I was invited to a weekend training course which sounded interesting – mind stuff. It was up my alley. They were long days but worthwhile. On the Sunday evening, the trainer sent us home to apply what we’d learned. Specifically, he suggested that we set ourselves a huge goal, one which was so grandiose that, when we achieved it, we would know that it was only as a result of what we had learned that weekend.
On the ferry home that night, the over-achiever in me didn’t want to stop at one goal. If I was doing the work anyway, I wanted three things: I wanted out of the job that I’d grown to dislike, I wanted $50,000 cash and I wanted to meet my husband.
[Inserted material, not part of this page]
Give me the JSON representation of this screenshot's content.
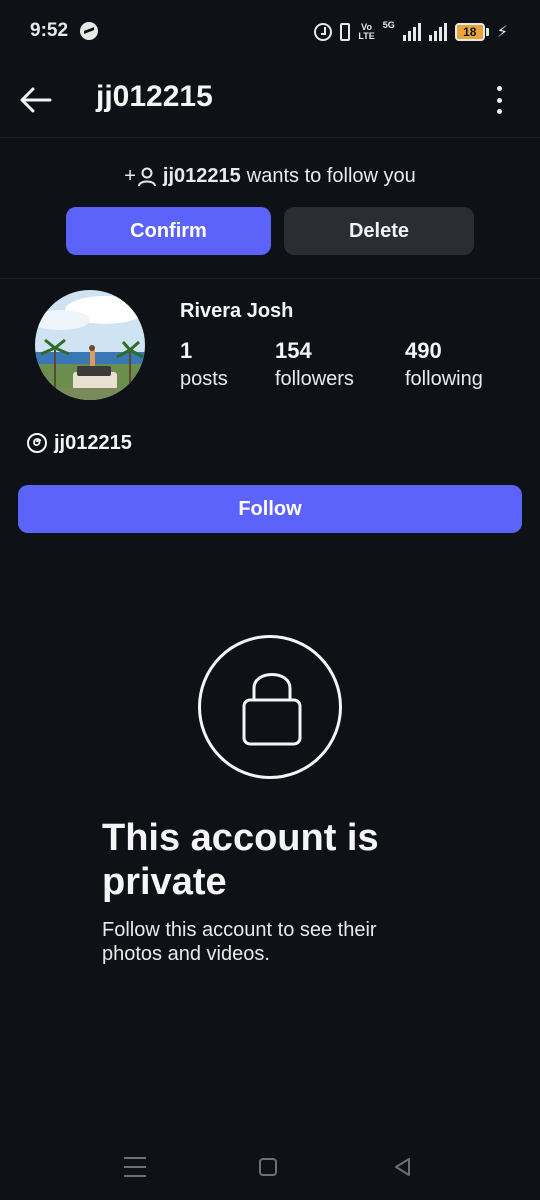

Sure.
The next day, on my Monday lunch break, I went downstairs and sat in the café alone. I had goals to work on. I came up with a plan which appealed to two out of the three goals I’d set. I called my Mum and announced that a redundancy was the obvious solution.
Meet the women kicking major life goals after the age of 30, because it’s totally possible.
Back up to my desk at 2pm, I logged onto my computer and saw a meeting request from the MD. He’d noticed I was looking uninspired by my job and offered me a new role within the company. My lunchtime thoughts, dangling in front of my eyes, were all I could see. Everything I heard from him at that moment was tainted with the opportunity to be made redundant. With my version of reality the only way forward, I kindly declined the new role and we both tip-toed around the “R” topic without either saying the word. The meeting was rescheduled to Friday allowing both of us time to “think about it”.